The excitement surrounding the growth of the cannabis industry is contagious. Arcview Market Research anticipates North American sales to top $20.2 billion by 2021. Despite opposition from current Attorney General Jeff Sessions the future of the cannabis industry appears to be bright, unless, you are a person of color. Communities of color are still facing racial injustice within our criminal justice system. Anti-cannabis laws have targeted communities of color since the 1920’s and enforcement continues to rise despite overwhelming national support for legalization. To date, the medical use of cannabis is legal in 29 states including D.C. It is clear, the “War on Drugs” has proved to be a complete failure and has only served to destroy communities and families across the U.S.

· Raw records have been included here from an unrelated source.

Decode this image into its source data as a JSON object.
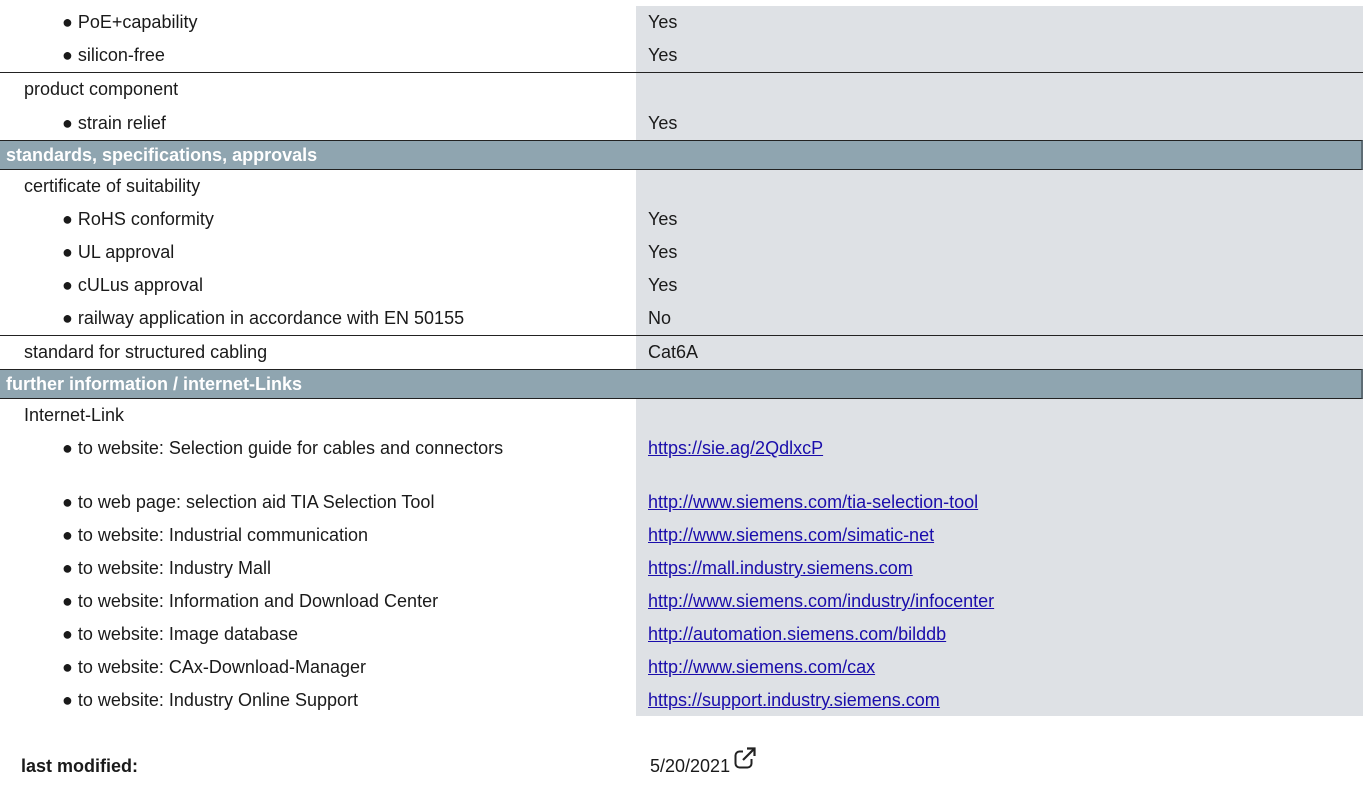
{
  "rows_top": [
    {
      "label": "● PoE+capability",
      "value": "Yes"
    },
    {
      "label": "● silicon-free",
      "value": "Yes"
    },
    {
      "label": "product component",
      "value": ""
    },
    {
      "label": "● strain relief",
      "value": "Yes"
    }
  ],
  "section1": "standards, specifications, approvals",
  "rows_standards": [
    {
      "label": "certificate of suitability",
      "value": ""
    },
    {
      "label": "● RoHS conformity",
      "value": "Yes"
    },
    {
      "label": "● UL approval",
      "value": "Yes"
    },
    {
      "label": "● cULus approval",
      "value": "Yes"
    },
    {
      "label": "● railway application in accordance with EN 50155",
      "value": "No"
    },
    {
      "label": "standard for structured cabling",
      "value": "Cat6A"
    }
  ],
  "section2": "further information / internet-Links",
  "links_header": "Internet-Link",
  "links": [
    {
      "label": "● to website: Selection guide for cables and connectors",
      "url": "https://sie.ag/2QdlxcP"
    },
    {
      "label": "● to web page: selection aid TIA Selection Tool",
      "url": "http://www.siemens.com/tia-selection-tool"
    },
    {
      "label": "● to website: Industrial communication",
      "url": "http://www.siemens.com/simatic-net"
    },
    {
      "label": "● to website: Industry Mall",
      "url": "https://mall.industry.siemens.com"
    },
    {
      "label": "● to website: Information and Download Center",
      "url": "http://www.siemens.com/industry/infocenter"
    },
    {
      "label": "● to website: Image database",
      "url": "http://automation.siemens.com/bilddb"
    },
    {
      "label": "● to website: CAx-Download-Manager",
      "url": "http://www.siemens.com/cax"
    },
    {
      "label": "● to website: Industry Online Support",
      "url": "https://support.industry.siemens.com"
    }
  ],
  "footer": {
    "label": "last modified:",
    "value": "5/20/2021",
    "icon": "external-link-icon"
  }
}
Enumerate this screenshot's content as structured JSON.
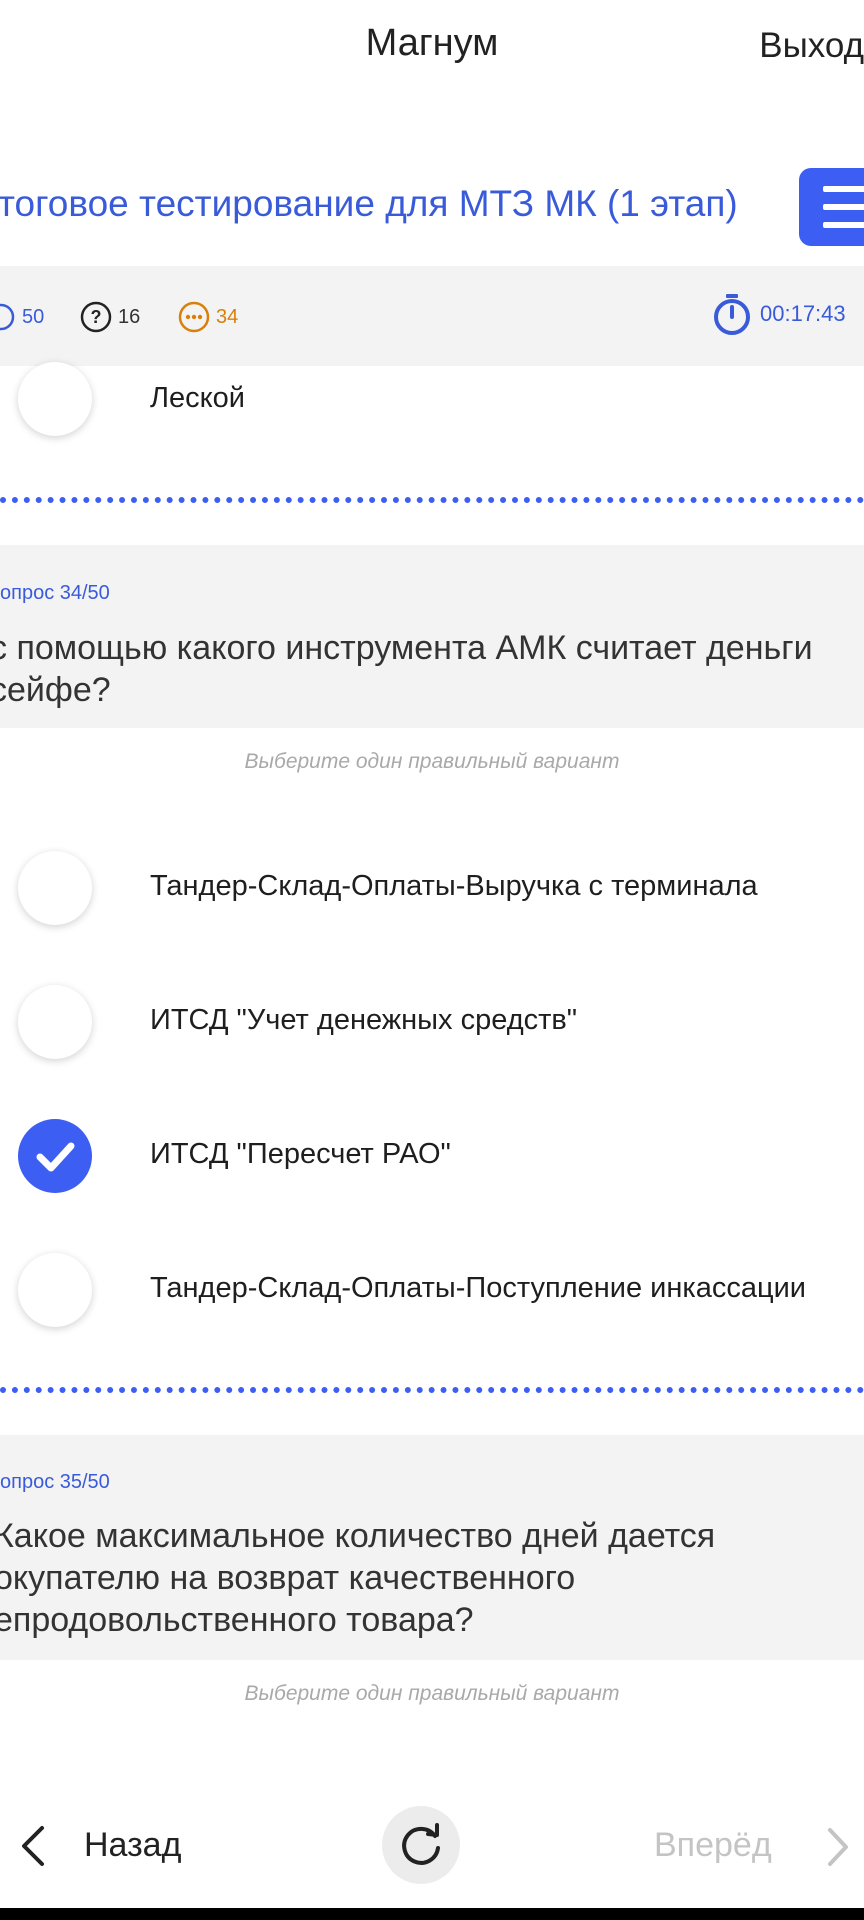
{
  "header": {
    "app_title": "Магнум",
    "exit_label": "Выход"
  },
  "test": {
    "title": "тоговое тестирование для МТЗ МК (1 этап)"
  },
  "stats": {
    "total": "50",
    "unanswered": "16",
    "answered": "34",
    "timer": "00:17:43"
  },
  "prev_answer": {
    "label": "Леской"
  },
  "questions": [
    {
      "number": "опрос 34/50",
      "text_lines": [
        "с помощью какого инструмента АМК считает деньги",
        "сейфе?"
      ],
      "hint": "Выберите один правильный вариант",
      "options": [
        {
          "label": "Тандер-Склад-Оплаты-Выручка с терминала",
          "selected": false
        },
        {
          "label": "ИТСД \"Учет денежных средств\"",
          "selected": false
        },
        {
          "label": "ИТСД \"Пересчет РАО\"",
          "selected": true
        },
        {
          "label": "Тандер-Склад-Оплаты-Поступление инкассации",
          "selected": false
        }
      ]
    },
    {
      "number": "опрос 35/50",
      "text_lines": [
        "Какое максимальное количество дней дается",
        "окупателю на возврат качественного",
        "епродовольственного товара?"
      ],
      "hint": "Выберите один правильный вариант"
    }
  ],
  "footer": {
    "back_label": "Назад",
    "next_label": "Вперёд"
  },
  "colors": {
    "accent": "#3d5ef2",
    "text_link": "#3a5bd9",
    "warning": "#d9800a",
    "disabled": "#c4c4c4"
  },
  "icons": [
    "check-icon",
    "question-icon",
    "dots-icon",
    "stopwatch-icon",
    "menu-icon",
    "chevron-left-icon",
    "refresh-icon",
    "chevron-right-icon",
    "checkmark-icon"
  ]
}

NUMBERS DON’T LIE
The “War on Drugs” has been a waste of state and federal resources. Today, Latino and Black communities are subject to extremely disproportionate cannabis enforcement practices, despite similar use to whites. In fact, cannabis enforcement in New Jersey has been on the rise and the racial disparities are glaring. In the last decade alone, nearly 280,000 total cannabis possession arrests took place. Black New Jerseyans were three times more likely to be arrested for cannabis than whites. In Point Pleasant Beach, which recently banned medical and retail cannabis sales, Blacks were 31.8 times more likely to be arrested for cannabis possession than whites, the highest racial disparity of any municipality included in the study.

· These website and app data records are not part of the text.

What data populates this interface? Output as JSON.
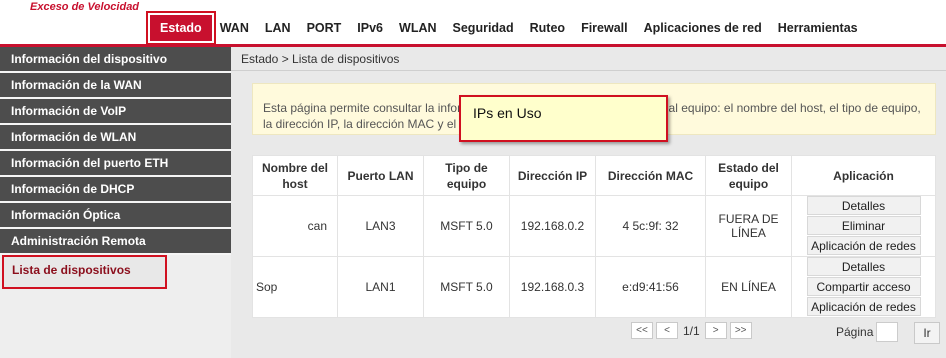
{
  "header": {
    "logo_text": "",
    "logo_sub": "Exceso de Velocidad",
    "model": "",
    "tabs": [
      {
        "label": "Estado",
        "active": true
      },
      {
        "label": "WAN"
      },
      {
        "label": "LAN"
      },
      {
        "label": "PORT"
      },
      {
        "label": "IPv6"
      },
      {
        "label": "WLAN"
      },
      {
        "label": "Seguridad"
      },
      {
        "label": "Ruteo"
      },
      {
        "label": "Firewall"
      },
      {
        "label": "Aplicaciones de red"
      },
      {
        "label": "Herramientas"
      }
    ],
    "accent_color": "#c8102e"
  },
  "sidebar": {
    "items": [
      {
        "label": "Información del dispositivo"
      },
      {
        "label": "Información de la WAN"
      },
      {
        "label": "Información de VoIP"
      },
      {
        "label": "Información de WLAN"
      },
      {
        "label": "Información del puerto ETH"
      },
      {
        "label": "Información de DHCP"
      },
      {
        "label": "Información Óptica"
      },
      {
        "label": "Administración Remota"
      },
      {
        "label": "Lista de dispositivos",
        "active": true
      }
    ]
  },
  "main": {
    "breadcrumb": "Estado > Lista de dispositivos",
    "info_text": "Esta página permite consultar la información de los dispositivos conectados al equipo: el nombre del host, el tipo de equipo, la dirección IP, la dirección MAC y el estado.",
    "tooltip": "IPs en Uso",
    "table": {
      "headers": [
        "Nombre del host",
        "Puerto LAN",
        "Tipo de equipo",
        "Dirección IP",
        "Dirección MAC",
        "Estado del equipo",
        "Aplicación"
      ],
      "rows": [
        {
          "host": "can",
          "port": "LAN3",
          "type": "MSFT 5.0",
          "ip": "192.168.0.2",
          "mac": "4  5c:9f:  32",
          "status": "FUERA DE LÍNEA",
          "actions": [
            "Detalles",
            "Eliminar",
            "Aplicación de redes"
          ]
        },
        {
          "host": "Sop",
          "port": "LAN1",
          "type": "MSFT 5.0",
          "ip": "192.168.0.3",
          "mac": "  e:d9:41:56",
          "status": "EN LÍNEA",
          "actions": [
            "Detalles",
            "Compartir acceso",
            "Aplicación de redes"
          ]
        }
      ]
    },
    "pager": {
      "first": "<<",
      "prev": "<",
      "current": "1/1",
      "next": ">",
      "last": ">>",
      "page_label": "Página",
      "page_value": "",
      "go_label": "Ir"
    }
  }
}
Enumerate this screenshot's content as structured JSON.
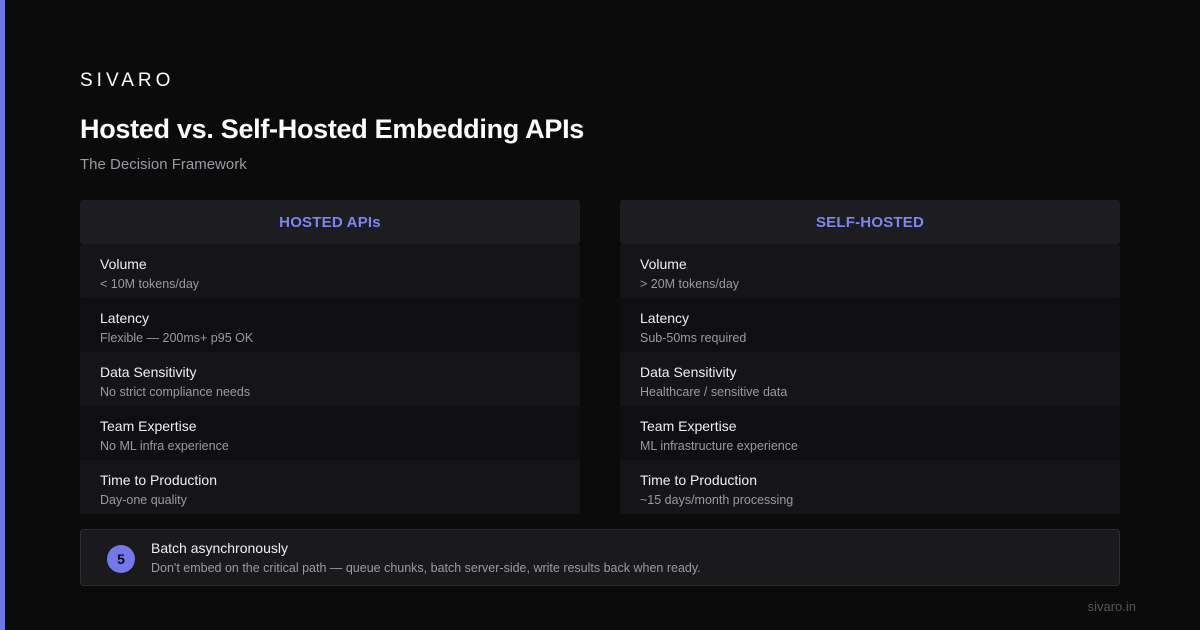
{
  "brand": "SIVARO",
  "title": "Hosted vs. Self-Hosted Embedding APIs",
  "subtitle": "The Decision Framework",
  "accent_color": "#7f85f2",
  "hosted": {
    "heading": "HOSTED APIs",
    "rows": [
      {
        "label": "Volume",
        "value": "< 10M tokens/day"
      },
      {
        "label": "Latency",
        "value": "Flexible — 200ms+ p95 OK"
      },
      {
        "label": "Data Sensitivity",
        "value": "No strict compliance needs"
      },
      {
        "label": "Team Expertise",
        "value": "No ML infra experience"
      },
      {
        "label": "Time to Production",
        "value": "Day-one quality"
      }
    ]
  },
  "self_hosted": {
    "heading": "SELF-HOSTED",
    "rows": [
      {
        "label": "Volume",
        "value": "> 20M tokens/day"
      },
      {
        "label": "Latency",
        "value": "Sub-50ms required"
      },
      {
        "label": "Data Sensitivity",
        "value": "Healthcare / sensitive data"
      },
      {
        "label": "Team Expertise",
        "value": "ML infrastructure experience"
      },
      {
        "label": "Time to Production",
        "value": "~15 days/month processing"
      }
    ]
  },
  "tip": {
    "number": "5",
    "title": "Batch asynchronously",
    "description": "Don't embed on the critical path — queue chunks, batch server-side, write results back when ready."
  },
  "footer": "sivaro.in"
}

In the Garden state, we allocate $143 million per year and have spent more than $1 billion to enforce these laws in the past decade. The impact goes beyond wasteful spending, the collateral damage caused by a cannabis arrest is substantial: jail, job loss, a criminal record for at least three years, driver’s license suspension, up to $1,255 in fines and fees, and potential consequences for one’s immigration status, financial aid eligibility, access to public housing, and the ability to adopt children.
According to the New Jersey Policy Perspective, a responsibility regulated market could produce $300 in tax revenue. This new revenue source could purchase: 3 million textbooks for students per year, provide job training for over 45,000 unemployed New Jerseyans, create over 150,000 summer jobs, hire 2,800 school guidance counselors, pay for more than 12,000 inpatient drug treatment beds. In addition, the reduction in cannabis related enforcement would create opportunities for the criminal justice system to tackle more pressing issues.
States face complex challenges as they legalize and implement policies that will benefit patients, minorities and business owners alike. By the same token, states must not fail to restore communities who have been targeted by the “War on Drugs”.
Senator Cory Booker (D-NJ) has stepped to the forefront and introduced a comprehensive marijuana reform legislation, the Marijuana Justice Act of 2017. This legislation would create change on the federal level:
- Remove marijuana from the US Controlled Substances Act, thereby ending the federal criminalization of cannabis
- Incentivize states to mitigate existing and ongoing racial disparities in state-level marijuana arrests
- Expunge federal convictions specific to marijuana possession
- Allow individuals currently serving time in federal prison for marijuana-related violations to petition the court for resentencing
- Create a community reinvestment fund to invest in communities most impacted by the failed War on Drugs
While we anxiously wait for the Marijuana Justice Act of 2017 to gain tractions states have a responsibility to create opportunities for those who have been impacted by the failed “War on Drugs”. Major metropolitan cities, such as San Francisco have committed to building a diverse and inclusive cannabis industry with its newly enacted Equity Program. Similar to NJ, African Americans in San Francisco endured disproportionately higher felony drug arrests. Decriminalization efforts assisted in narrowing the gap but people of color still interact with the justice system at a far higher rate than whites. Data also suggests that the San Francisco cannabis industry skews disproportionately white and male, mirroring national trends. In response, the board of supervisors voted to implement an Equity program. The Equity program is open to people with prior cannabis convictions, low-income residents. Incubators are being developed where 30% of workers would have to qualify for the equity program.
Several municipalities including Jersey City and Asbury Park have declared their support for legalization of cannabis and could use the lessons learned by San Francisco and legislate an equity program within their borders. Incoming Governor Phil Murphy, clearly understands the disproportionate impact of these unjust laws:
“New Jersey’s current marijuana laws have failed our communities, primarily young people and people color, giving them a criminal record that in many cases prevents them from getting a job or an education, and stifling their futures. Moreover, it has wasted taxpayer money, with roughly $143 million spent annually to adjudicate 24,000 low-level, non-violent arrests. Instead, we should be providing treatment solutions to tackle our opioid crisis, ensuring law enforcement has the tools to protect our communities, and investing in public education.”
New Jersey could be the second state to legislatively legalize cannabis. This provides our citizens with a unique opportunity to have a direct impact on the development of the rules and regulations implemented in our state. It is critical we learn from the errors of other states and create an inclusive, diverse cannabis industry and put an end to the “War on Drugs”!
Founder, I Deserve Canna